- Alcohol Activities & Services
This section is where you can find out about HPA's alcohol-related work and how to contact us.
Further information about HPA and its wider work on other topics can be found on our main website – www.hpa.org.nz
- Campaigns & communication work
- Community Action
- Policy advice and research
- Support for alcohol legislation requirements
- Support for low-risk drinking environments
- Support for health sector action
- Contact Us
- Alcohol & You
Want to know if your drinking is okay? Or are you considering making some changes to your drinking but want to know more? Do you know exactly how big a standard drink is?
Play the online games in the section to find out. Find out all about your relationship with alcohol here...
- Is your drinking okay?
- How much are you drinking?
- What's in a standard drink?
- Low-risk alcohol drinking advice
- Easing up on the drink
- How to be safer
- Alcohol & your kids
- Body effects tool
- Alcohol - the body and health effects
- How to access treatment
- The law and you
- Drinking and driving
- Legislation & Policy
Check out this section for NZ legislation and local strategies and polices relating to alcohol.
- Regulatory Agencies website - collaboraction.org.nz
- Sale and Supply of Alcohol Act 2012
- Alcoholism & Drug Addiction Act
- Alcohol strategies and policies
- Liquor licences
- Alcohol Regulatory and Licensing Authority decisions
- Advertising alcohol
- Signage and resources for vendors
- Host responsibility
- Research & Resources
This is the research and resources section. This is where you can find alcohol statistics and researched topics.
HPA has a research blog. Take a look at some of the interesting conversations that are happening here.
- Latest Resources
- SAY NOW guidelines and toolbox
- AlcoholNZ magazine
- Ease up monthly e-newsletter
- Library catalogue
- Research publications
- NZ statistics
Drinking in public
Drinking in public places is legal unless there is an alcohol ban in place.
Alcohol bans are becoming increasing popular in New Zealand. Towns and cities around the country are introducing them in an attempt to reduce alcohol-related crime, violence and public disorder in public places.

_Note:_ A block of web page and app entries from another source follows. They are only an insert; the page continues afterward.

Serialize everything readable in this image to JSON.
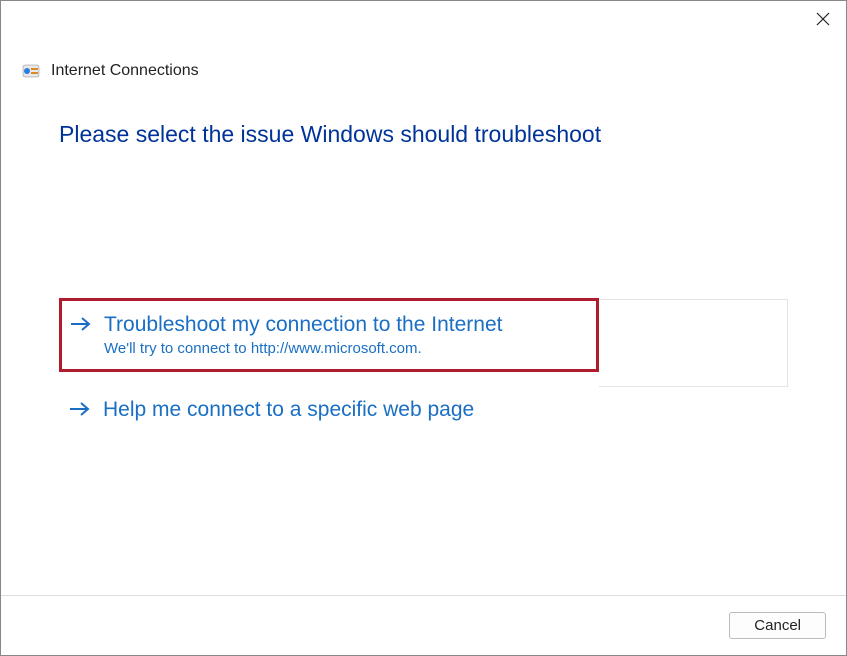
{
  "window": {
    "title": "Internet Connections"
  },
  "heading": "Please select the issue Windows should troubleshoot",
  "options": [
    {
      "title": "Troubleshoot my connection to the Internet",
      "subtitle": "We'll try to connect to http://www.microsoft.com."
    },
    {
      "title": "Help me connect to a specific web page",
      "subtitle": ""
    }
  ],
  "footer": {
    "cancel_label": "Cancel"
  }
}
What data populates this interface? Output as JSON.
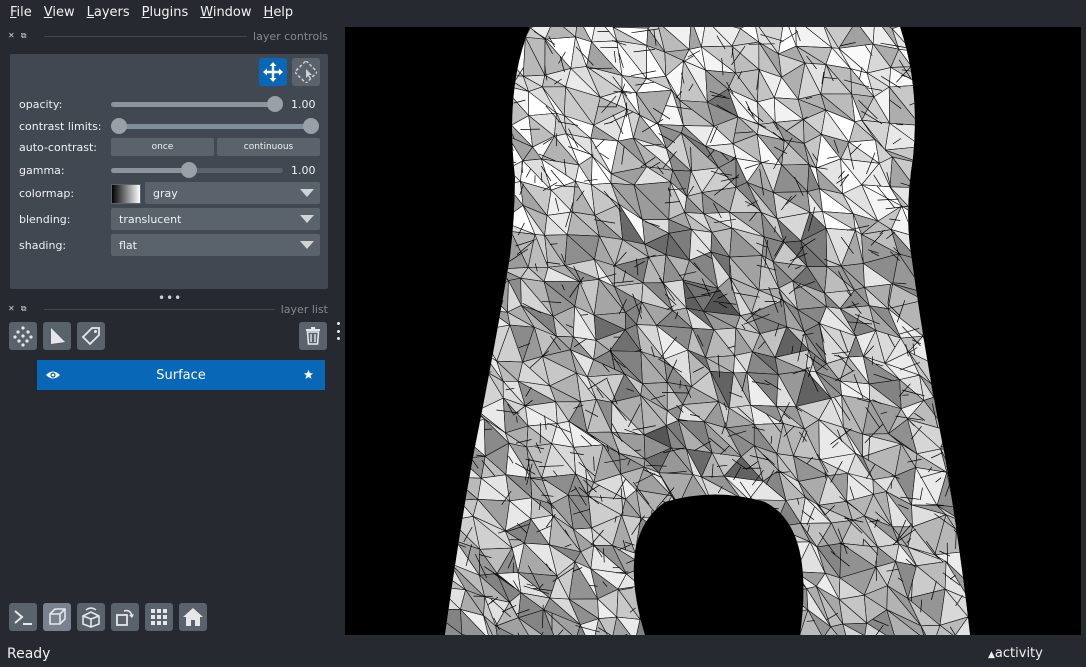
{
  "menu": {
    "items": [
      {
        "first": "F",
        "rest": "ile"
      },
      {
        "first": "V",
        "rest": "iew"
      },
      {
        "first": "L",
        "rest": "ayers"
      },
      {
        "first": "P",
        "rest": "lugins"
      },
      {
        "first": "W",
        "rest": "indow"
      },
      {
        "first": "H",
        "rest": "elp"
      }
    ]
  },
  "layer_controls": {
    "header": "layer controls",
    "opacity_label": "opacity:",
    "opacity_value": "1.00",
    "opacity_level": 1.0,
    "contrast_label": "contrast limits:",
    "auto_contrast_label": "auto-contrast:",
    "once_label": "once",
    "continuous_label": "continuous",
    "gamma_label": "gamma:",
    "gamma_value": "1.00",
    "colormap_label": "colormap:",
    "colormap_value": "gray",
    "blending_label": "blending:",
    "blending_value": "translucent",
    "shading_label": "shading:",
    "shading_value": "flat"
  },
  "layer_list": {
    "header": "layer list",
    "layers": [
      {
        "name": "Surface",
        "visible": true
      }
    ]
  },
  "status": {
    "text": "Ready",
    "activity": "activity"
  },
  "colors": {
    "background": "#262930",
    "panel": "#414851",
    "accent": "#0967b7",
    "control": "#5a626c"
  }
}
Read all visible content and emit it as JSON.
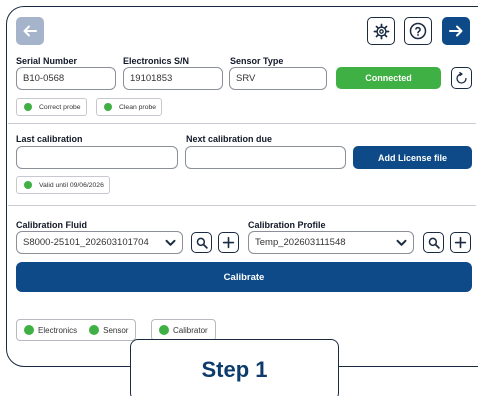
{
  "toolbar": {
    "back_icon": "arrow-left-icon",
    "settings_icon": "gear-icon",
    "help_icon": "question-circle-icon",
    "next_icon": "arrow-right-icon"
  },
  "sensor": {
    "serial_label": "Serial Number",
    "serial_value": "B10-0568",
    "electronics_label": "Electronics S/N",
    "electronics_value": "19101853",
    "type_label": "Sensor Type",
    "type_value": "SRV",
    "connection_status": "Connected",
    "refresh_icon": "refresh-icon"
  },
  "probe_checks": [
    {
      "label": "Correct probe",
      "status": "green"
    },
    {
      "label": "Clean probe",
      "status": "green"
    }
  ],
  "calibration_dates": {
    "last_label": "Last calibration",
    "last_value": "",
    "next_label": "Next calibration due",
    "next_value": "",
    "add_license_label": "Add License file",
    "validity_text": "Valid until 09/06/2026"
  },
  "fluid": {
    "label": "Calibration Fluid",
    "selected": "S8000-25101_202603101704"
  },
  "profile": {
    "label": "Calibration Profile",
    "selected": "Temp_202603111548"
  },
  "calibrate_label": "Calibrate",
  "status_indicators": {
    "electronics": "Electronics",
    "sensor": "Sensor",
    "calibrator": "Calibrator"
  },
  "step_label": "Step 1",
  "colors": {
    "primary": "#0d4a87",
    "success": "#3fb043",
    "back_button": "#a5b4cb",
    "frame": "#1a2a40"
  }
}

An alcohol ban prohibits the possession or consumption of liquor for specific days, hours and public locations. These are set by local councils – usually as a bylaw.
In some areas liquor bans are used only for specific events – e.g., New Year’s Eve or Cuba Street Carnival. Alternatively, it can be a permanent bylaw, imposing liquor bans for specific locations at specified times.
A liquor ban gives police power to search a person for alcohol. They can seize, destroy or confiscate it. Liquor bans are just one tool available to police to assist them to deal with alcohol-related crime and disorder.
The bans aim to address local authorities' concerns about public drinking in particular problem areas, such as:
shopping centre car parks
Anyone disobeying local liquor bans are liable to arrest and may be fined.
Before Police can search a vehicle or a container (such as a package or bag) which they suspect contains alcohol, Police must provide the person in possession of the vehicle or container an opportunity to remove the container or vehicle from the area.
Even if there is no alcohol ban in place, under the Summary Offences Act it is illegal for anyone under 18 years of age to consume or possess alcohol in a public place.
If you break this law, you may have to pay an infringement fee of $200 or a fine of up to $300. The police can also confiscate the alcohol. It is legal for parents or guardians to allow teenagers to drink at home or at other private gatherings.